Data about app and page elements
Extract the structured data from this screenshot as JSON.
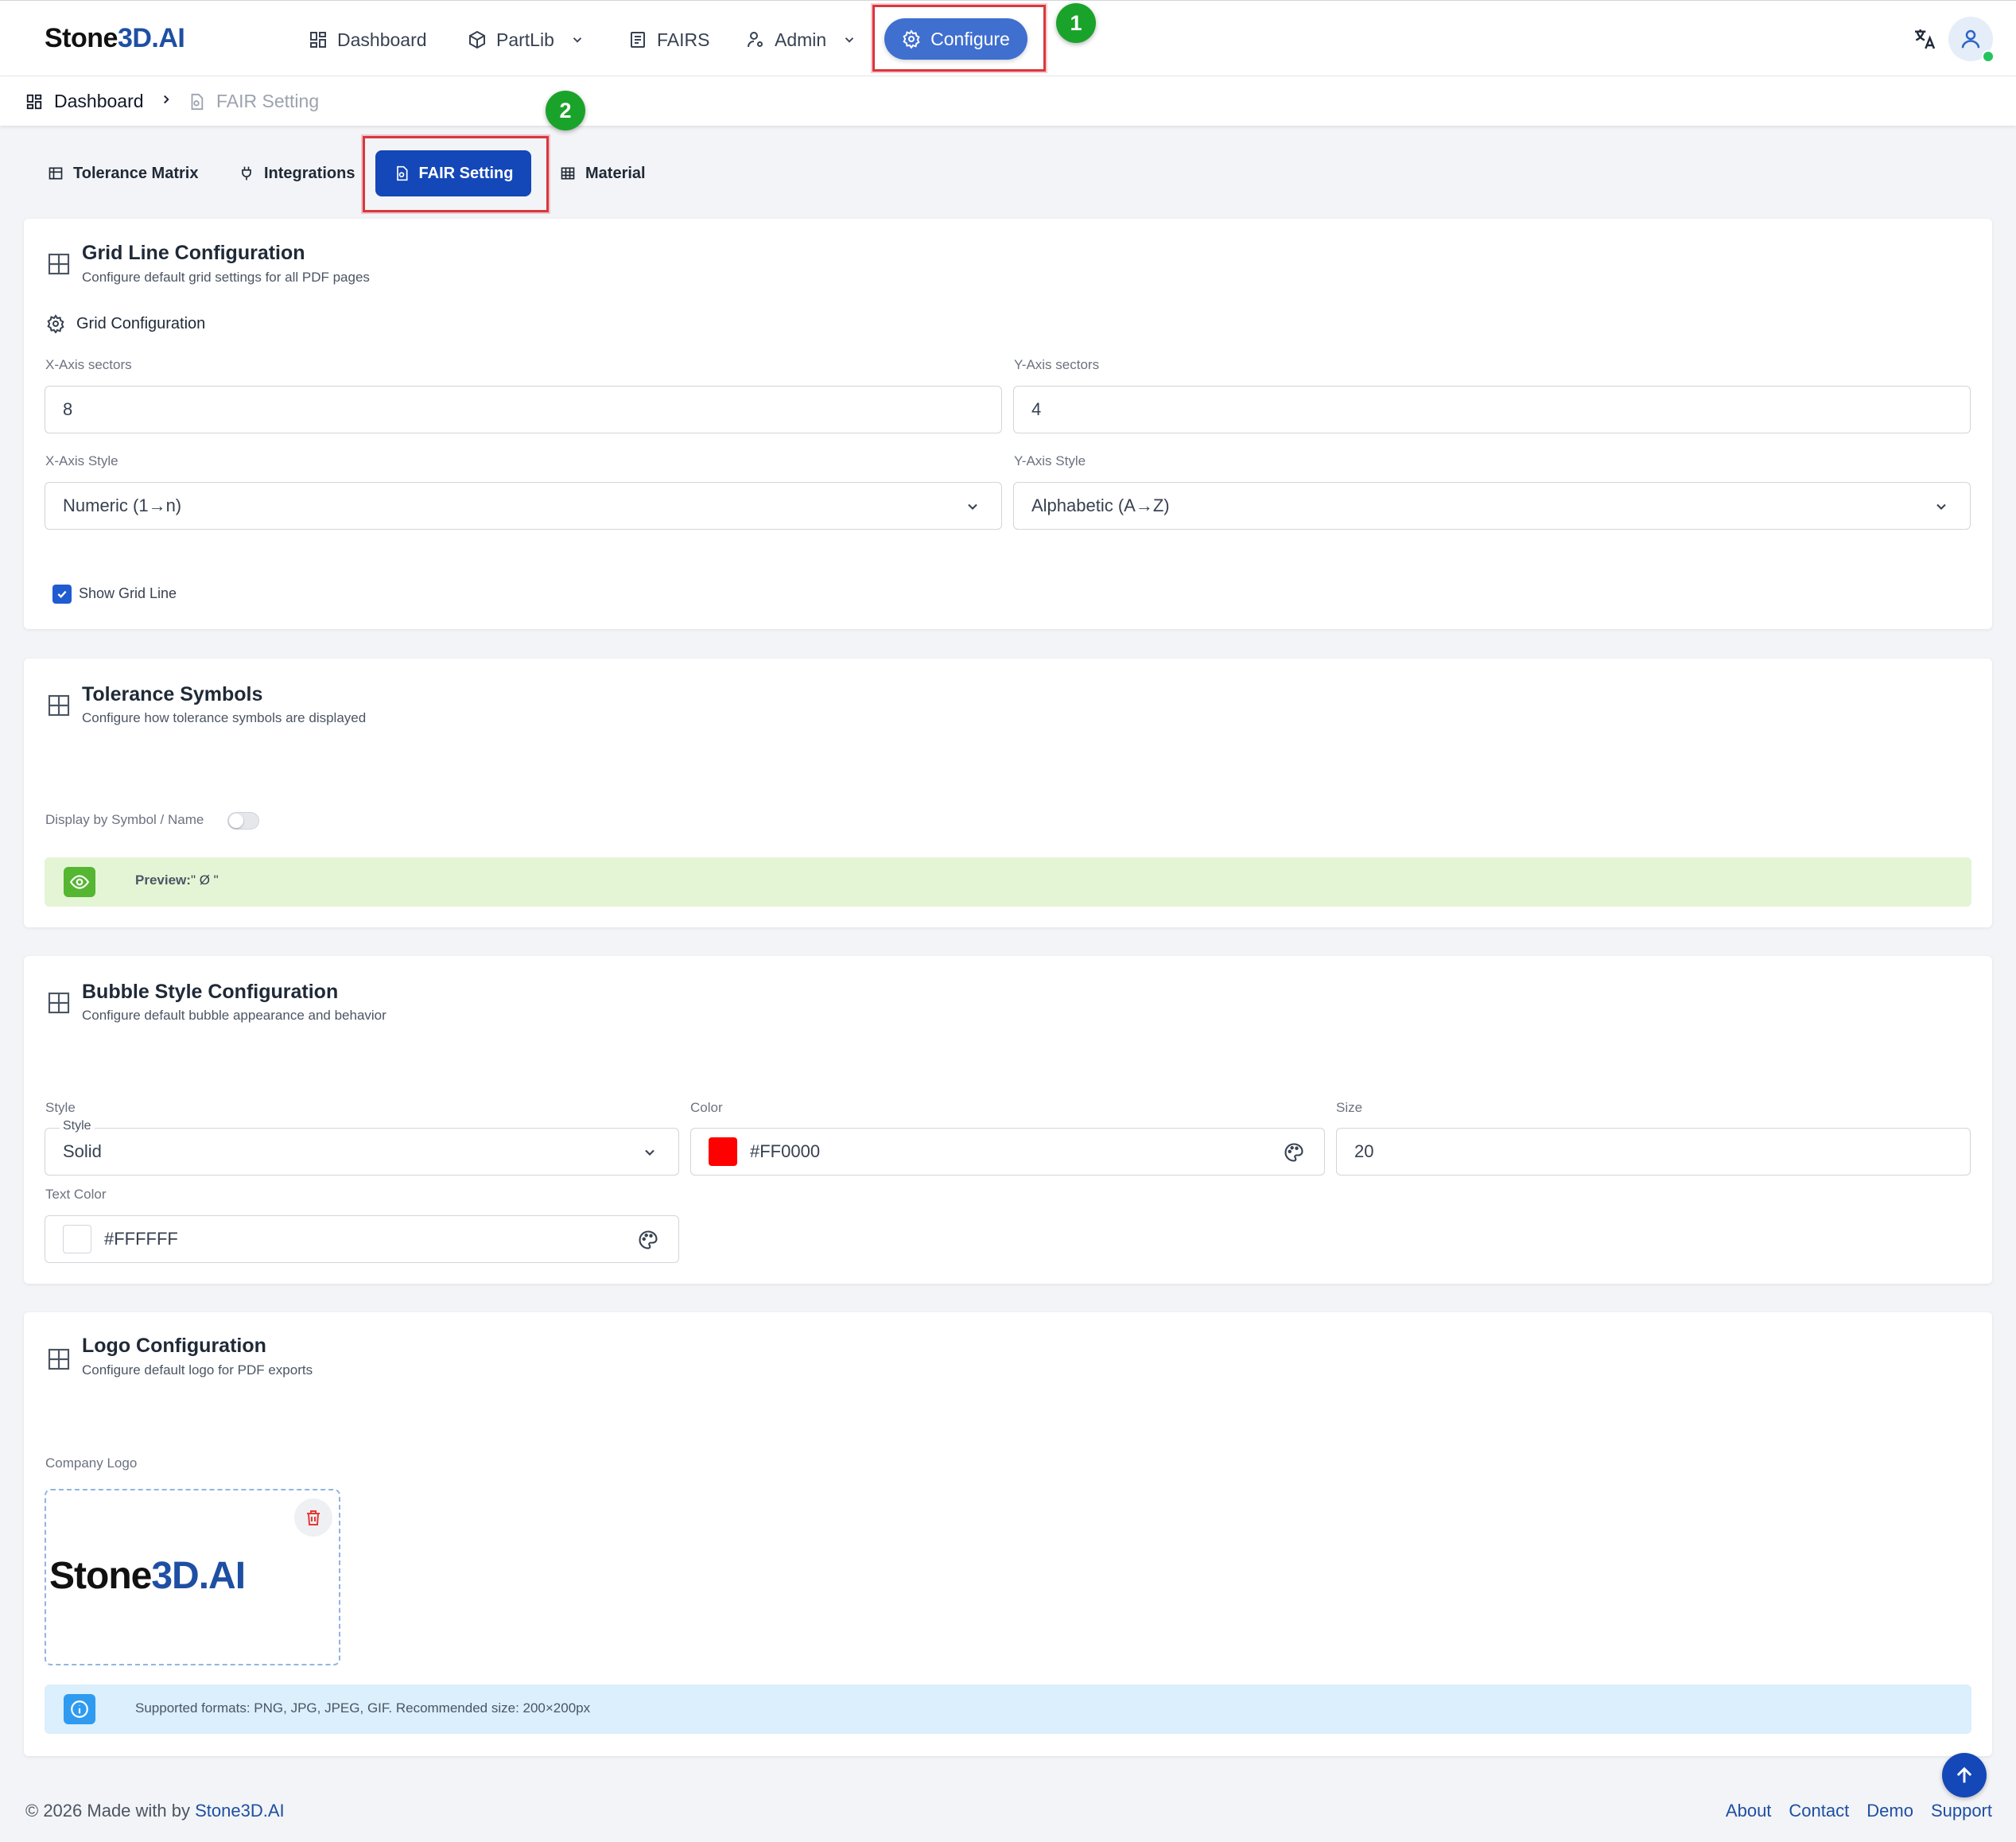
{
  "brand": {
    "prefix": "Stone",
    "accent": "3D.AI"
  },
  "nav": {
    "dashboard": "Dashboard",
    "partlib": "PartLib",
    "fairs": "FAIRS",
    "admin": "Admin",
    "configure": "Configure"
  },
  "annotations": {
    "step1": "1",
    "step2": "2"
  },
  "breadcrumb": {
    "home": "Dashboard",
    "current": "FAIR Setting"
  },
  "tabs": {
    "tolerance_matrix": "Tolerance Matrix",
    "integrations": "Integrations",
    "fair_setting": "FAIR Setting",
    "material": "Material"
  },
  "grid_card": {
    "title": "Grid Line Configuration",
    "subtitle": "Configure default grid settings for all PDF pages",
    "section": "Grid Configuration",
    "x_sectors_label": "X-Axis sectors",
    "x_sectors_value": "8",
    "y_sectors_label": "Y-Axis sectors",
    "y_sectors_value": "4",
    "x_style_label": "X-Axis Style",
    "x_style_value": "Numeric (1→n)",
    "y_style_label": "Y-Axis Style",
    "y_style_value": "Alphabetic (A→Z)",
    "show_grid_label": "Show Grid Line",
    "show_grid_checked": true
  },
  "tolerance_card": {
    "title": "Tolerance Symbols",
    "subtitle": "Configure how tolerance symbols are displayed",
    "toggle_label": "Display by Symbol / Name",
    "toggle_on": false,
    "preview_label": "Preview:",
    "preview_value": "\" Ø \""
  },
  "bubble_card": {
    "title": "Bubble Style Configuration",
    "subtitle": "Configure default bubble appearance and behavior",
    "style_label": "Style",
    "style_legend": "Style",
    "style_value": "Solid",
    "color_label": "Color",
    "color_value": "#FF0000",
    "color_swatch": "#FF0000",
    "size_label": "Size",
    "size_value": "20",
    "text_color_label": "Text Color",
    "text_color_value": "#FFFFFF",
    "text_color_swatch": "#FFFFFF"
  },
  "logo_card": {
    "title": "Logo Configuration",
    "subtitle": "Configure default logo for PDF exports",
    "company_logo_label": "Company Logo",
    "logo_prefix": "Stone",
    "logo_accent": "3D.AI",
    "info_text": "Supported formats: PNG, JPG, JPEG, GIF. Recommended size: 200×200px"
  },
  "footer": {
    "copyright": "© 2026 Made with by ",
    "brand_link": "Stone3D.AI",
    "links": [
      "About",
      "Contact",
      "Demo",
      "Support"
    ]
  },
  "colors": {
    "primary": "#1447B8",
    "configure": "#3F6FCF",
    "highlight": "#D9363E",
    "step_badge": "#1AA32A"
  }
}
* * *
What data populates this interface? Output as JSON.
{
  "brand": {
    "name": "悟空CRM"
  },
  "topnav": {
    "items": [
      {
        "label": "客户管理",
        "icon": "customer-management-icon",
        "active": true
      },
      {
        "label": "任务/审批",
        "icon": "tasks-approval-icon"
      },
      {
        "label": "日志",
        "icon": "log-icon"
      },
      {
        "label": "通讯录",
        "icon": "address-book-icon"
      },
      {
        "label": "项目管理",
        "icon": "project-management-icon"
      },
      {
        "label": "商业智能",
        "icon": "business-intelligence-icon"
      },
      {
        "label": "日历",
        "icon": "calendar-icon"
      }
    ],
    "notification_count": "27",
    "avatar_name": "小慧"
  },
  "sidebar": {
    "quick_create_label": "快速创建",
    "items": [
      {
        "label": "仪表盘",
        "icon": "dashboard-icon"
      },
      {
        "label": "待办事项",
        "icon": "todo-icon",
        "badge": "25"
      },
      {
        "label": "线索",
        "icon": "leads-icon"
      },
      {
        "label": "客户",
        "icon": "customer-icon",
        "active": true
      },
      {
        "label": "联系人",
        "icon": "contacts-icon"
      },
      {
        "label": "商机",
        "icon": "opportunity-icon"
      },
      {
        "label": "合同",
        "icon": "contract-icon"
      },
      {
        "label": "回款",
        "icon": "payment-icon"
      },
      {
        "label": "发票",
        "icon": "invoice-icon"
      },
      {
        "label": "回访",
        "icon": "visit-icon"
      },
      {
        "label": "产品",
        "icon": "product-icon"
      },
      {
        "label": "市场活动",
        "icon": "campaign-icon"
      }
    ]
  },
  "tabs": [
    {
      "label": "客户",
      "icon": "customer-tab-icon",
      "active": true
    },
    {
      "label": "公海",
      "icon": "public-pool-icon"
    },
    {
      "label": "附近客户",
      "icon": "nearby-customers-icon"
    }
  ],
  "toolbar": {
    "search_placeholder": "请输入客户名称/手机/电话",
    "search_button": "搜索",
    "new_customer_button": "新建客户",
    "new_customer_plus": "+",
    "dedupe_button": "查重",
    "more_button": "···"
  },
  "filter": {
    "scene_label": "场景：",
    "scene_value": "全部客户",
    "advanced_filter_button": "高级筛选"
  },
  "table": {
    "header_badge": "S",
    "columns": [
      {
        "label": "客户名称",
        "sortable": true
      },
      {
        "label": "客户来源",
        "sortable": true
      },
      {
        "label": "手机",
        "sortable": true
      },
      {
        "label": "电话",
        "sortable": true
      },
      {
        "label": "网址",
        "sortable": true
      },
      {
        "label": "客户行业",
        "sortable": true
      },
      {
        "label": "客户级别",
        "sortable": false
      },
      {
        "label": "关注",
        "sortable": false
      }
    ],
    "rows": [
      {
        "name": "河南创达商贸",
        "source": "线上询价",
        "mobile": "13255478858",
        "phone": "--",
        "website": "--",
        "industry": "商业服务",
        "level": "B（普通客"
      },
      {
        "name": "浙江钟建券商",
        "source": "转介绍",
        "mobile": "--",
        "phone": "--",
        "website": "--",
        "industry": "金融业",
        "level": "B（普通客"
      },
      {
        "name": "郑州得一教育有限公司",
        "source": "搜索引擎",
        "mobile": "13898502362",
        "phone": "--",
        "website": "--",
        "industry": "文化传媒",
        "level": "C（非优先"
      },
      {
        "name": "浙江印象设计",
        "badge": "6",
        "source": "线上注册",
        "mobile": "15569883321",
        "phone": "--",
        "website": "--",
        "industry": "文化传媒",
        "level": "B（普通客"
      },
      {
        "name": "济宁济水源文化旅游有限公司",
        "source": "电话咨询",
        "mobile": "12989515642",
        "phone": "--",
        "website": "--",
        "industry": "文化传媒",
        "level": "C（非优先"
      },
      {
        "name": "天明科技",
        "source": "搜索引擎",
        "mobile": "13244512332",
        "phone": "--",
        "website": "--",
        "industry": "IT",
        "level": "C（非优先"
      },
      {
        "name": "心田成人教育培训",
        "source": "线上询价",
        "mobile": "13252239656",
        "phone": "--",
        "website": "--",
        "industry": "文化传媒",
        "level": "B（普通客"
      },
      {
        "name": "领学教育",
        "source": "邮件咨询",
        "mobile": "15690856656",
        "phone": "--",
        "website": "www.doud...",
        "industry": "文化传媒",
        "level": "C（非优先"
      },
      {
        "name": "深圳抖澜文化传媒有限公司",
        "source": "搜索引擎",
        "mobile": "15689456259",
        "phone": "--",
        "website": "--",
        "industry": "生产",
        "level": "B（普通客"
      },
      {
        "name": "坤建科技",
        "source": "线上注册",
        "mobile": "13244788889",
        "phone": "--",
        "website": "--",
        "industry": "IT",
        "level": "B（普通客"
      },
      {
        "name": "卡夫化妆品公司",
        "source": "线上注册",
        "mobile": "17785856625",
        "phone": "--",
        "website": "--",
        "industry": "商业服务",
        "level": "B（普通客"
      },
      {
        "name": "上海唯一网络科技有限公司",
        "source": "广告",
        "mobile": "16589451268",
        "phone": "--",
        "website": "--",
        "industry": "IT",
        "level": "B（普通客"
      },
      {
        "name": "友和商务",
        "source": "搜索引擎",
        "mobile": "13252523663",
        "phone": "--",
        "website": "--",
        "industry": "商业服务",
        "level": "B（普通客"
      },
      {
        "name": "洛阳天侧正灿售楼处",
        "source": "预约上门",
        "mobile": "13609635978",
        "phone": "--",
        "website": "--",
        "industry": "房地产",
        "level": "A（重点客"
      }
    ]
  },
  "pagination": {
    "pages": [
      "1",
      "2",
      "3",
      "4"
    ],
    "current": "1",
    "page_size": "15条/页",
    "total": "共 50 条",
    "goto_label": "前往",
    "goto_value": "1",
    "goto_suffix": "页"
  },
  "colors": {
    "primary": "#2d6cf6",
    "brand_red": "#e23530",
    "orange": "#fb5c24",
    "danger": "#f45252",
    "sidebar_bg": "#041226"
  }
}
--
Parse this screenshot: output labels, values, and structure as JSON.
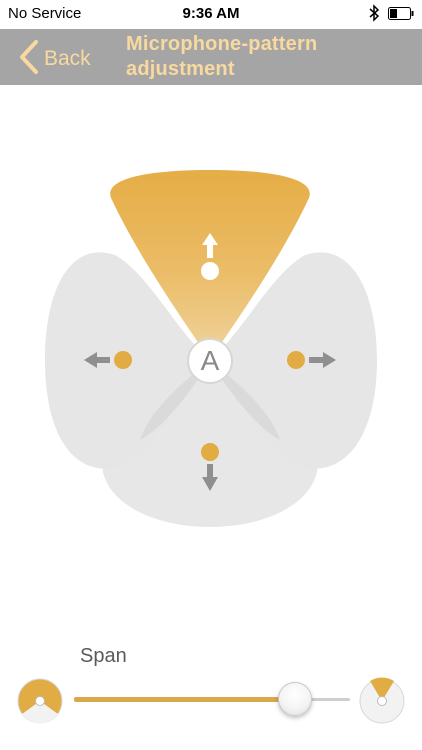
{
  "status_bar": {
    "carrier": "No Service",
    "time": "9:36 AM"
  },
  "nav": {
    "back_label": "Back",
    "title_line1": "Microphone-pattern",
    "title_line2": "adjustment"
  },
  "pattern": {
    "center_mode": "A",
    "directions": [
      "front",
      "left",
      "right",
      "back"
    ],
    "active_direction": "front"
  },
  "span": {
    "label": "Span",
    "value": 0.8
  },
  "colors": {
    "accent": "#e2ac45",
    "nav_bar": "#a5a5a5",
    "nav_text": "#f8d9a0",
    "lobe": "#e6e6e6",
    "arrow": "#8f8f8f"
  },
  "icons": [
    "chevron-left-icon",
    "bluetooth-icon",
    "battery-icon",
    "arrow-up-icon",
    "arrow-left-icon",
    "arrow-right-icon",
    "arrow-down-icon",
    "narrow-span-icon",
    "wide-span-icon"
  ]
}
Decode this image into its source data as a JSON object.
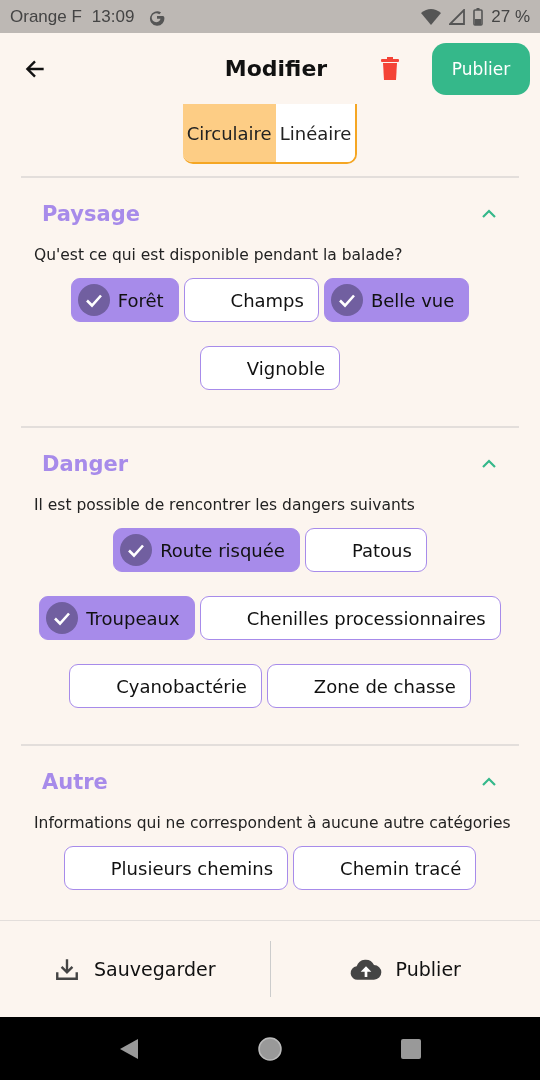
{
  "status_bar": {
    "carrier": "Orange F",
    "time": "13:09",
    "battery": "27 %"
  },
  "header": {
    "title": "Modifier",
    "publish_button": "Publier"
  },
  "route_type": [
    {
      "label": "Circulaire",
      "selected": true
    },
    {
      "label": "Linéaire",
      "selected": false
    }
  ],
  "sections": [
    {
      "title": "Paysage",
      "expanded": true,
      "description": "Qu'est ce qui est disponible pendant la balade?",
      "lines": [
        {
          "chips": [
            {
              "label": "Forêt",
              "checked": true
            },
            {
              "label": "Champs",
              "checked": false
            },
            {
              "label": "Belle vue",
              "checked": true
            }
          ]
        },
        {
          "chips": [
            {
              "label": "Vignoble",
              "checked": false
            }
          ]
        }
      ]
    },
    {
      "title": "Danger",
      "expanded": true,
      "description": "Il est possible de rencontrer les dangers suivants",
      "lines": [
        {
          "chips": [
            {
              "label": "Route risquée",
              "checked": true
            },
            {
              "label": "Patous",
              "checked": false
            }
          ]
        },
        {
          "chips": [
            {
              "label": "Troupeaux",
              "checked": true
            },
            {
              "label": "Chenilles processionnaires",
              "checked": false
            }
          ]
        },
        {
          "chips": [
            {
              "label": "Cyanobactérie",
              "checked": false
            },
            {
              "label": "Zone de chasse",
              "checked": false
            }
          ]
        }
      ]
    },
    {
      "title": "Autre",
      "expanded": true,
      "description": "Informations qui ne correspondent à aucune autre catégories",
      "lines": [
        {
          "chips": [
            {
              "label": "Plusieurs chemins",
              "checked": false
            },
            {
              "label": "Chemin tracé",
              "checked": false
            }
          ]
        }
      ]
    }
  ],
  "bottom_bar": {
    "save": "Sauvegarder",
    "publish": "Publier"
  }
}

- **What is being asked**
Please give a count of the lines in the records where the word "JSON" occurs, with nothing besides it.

- **Response area**
4